Counterfeit electrical products such as circuit breakers, increase safety risk to facilities and users of the electrical products some of whom are employees or residents of the affected residential and commercial buildings.

At Eaton, we put the safety of people, property, and the sustainability of the environment first, which is why ensure that our customers use and install genuine products.

Tackling this growing global industry problem head-on, Eaton works with industry bodies and government authorities as well as supports local anti-counterfeit agencies and global customs authorities to take legal action against these counterfeits.

Role of technology

Today, while different players have stepped in to help curb counterfeit trade, traders who supply counterfeit goods have also put in measures to advance their trade.

Leveraging technology, liberal international trade boundaries, and a lack of consumer awareness, traders of counterfeit goods have used these loopholes to increase the quantity and distribution of counterfeit goods across different markets in the region, making their products sophisticated and somewhat undetectable by the natural eye.

In this regard, it has become vital for manufacturing and distribution companies to develop innovative and foolproof systems that protect the integrity of their products as well as their consumers.

With consumer awareness being a key element in this fight, one-way companies can enhance product credibility is by developing technologies that make it easier for customers to identify and report counterfeit goods. This can be made even easier by ensuring these tools are easily available via mobile phones.

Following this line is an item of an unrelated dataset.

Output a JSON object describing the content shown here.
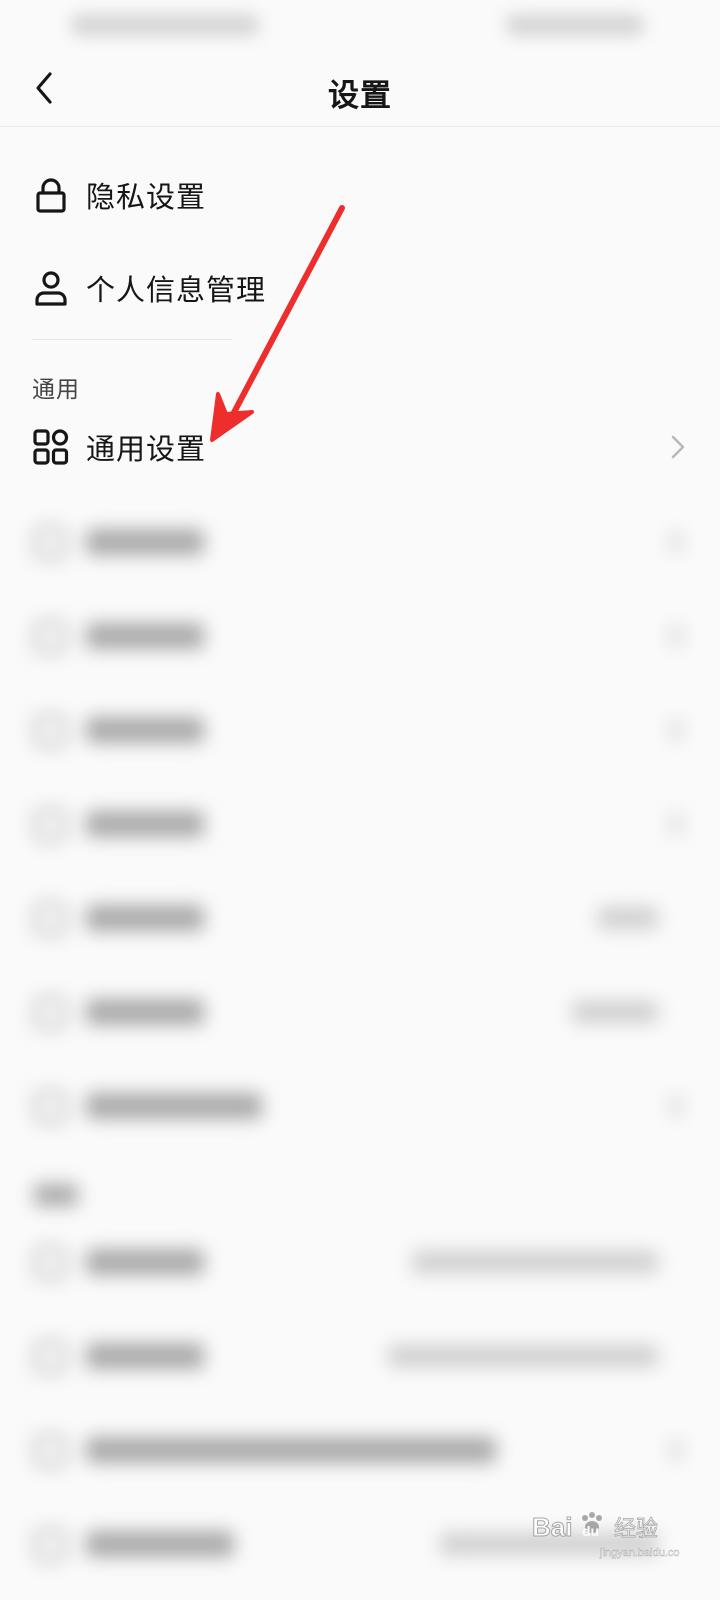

With a large proportion of users having phones, mobile-based solutions minimise the distribution and purchase of counterfeits and give the manufacturing company a monitoring system that helps track where the counterfeit goods are being sold, allowing for further action against the counterfeiters.

The Eaton Asset Manager app, for instance, leverages intelligent technology to detect counterfeit Eaton products. With a single tap, users can quickly authenticate the product before purchase and have access to any product information on products that have been installed in their homes or commercial buildings while on the move.

This serves both the informed and uninformed consumer, who, through human error may find it difficult to identify suspect packaging, extraneous marks or labelling, lookalikes, non-compliant and counterfeit products.

The uptake of the app across different markets has reflected a drop in counterfeited Eaton products and has reinforced Eaton’s commitment to do business right, operate sustainably, and help customers manage power.

That said, the fight against counterfeiting needs collaboration by both private and public players.

In Kenya for instance, Eaton has worked with the Anti-Counterfeit Agency to train suppliers, distributors, and manufacturers on the authentication process.

This was based on the realisation that counterfeiting involves a networked supply chain, meaning that proper coordination of anti-counterfeiting measures needs to be cut across all stakeholders including the government, manufacturers, suppliers and consumers.

In a highly connected world, global supply chains have made it easier for people to trade across borders. However, this has also led to the emergence of criminals who trade counterfeit goods.

As governments work to curb this, manufacturers need to adopt technologies and internal systems that make it difficult for products to be counterfeited. This is also crucial for the environment as counterfeit electrical products can emit toxins and chemicals, which are harmful to the consumers as well as the environment.

As the world demands more intelligent power management tools, companies need to continue to sensitise and encourage more people to purchase authentic products.

This will be achieved by providing practical and accessible tools that leverage digital technologies to detect counterfeits across the entire supply chain and a collaborative system that works towards the adoption of authentic products.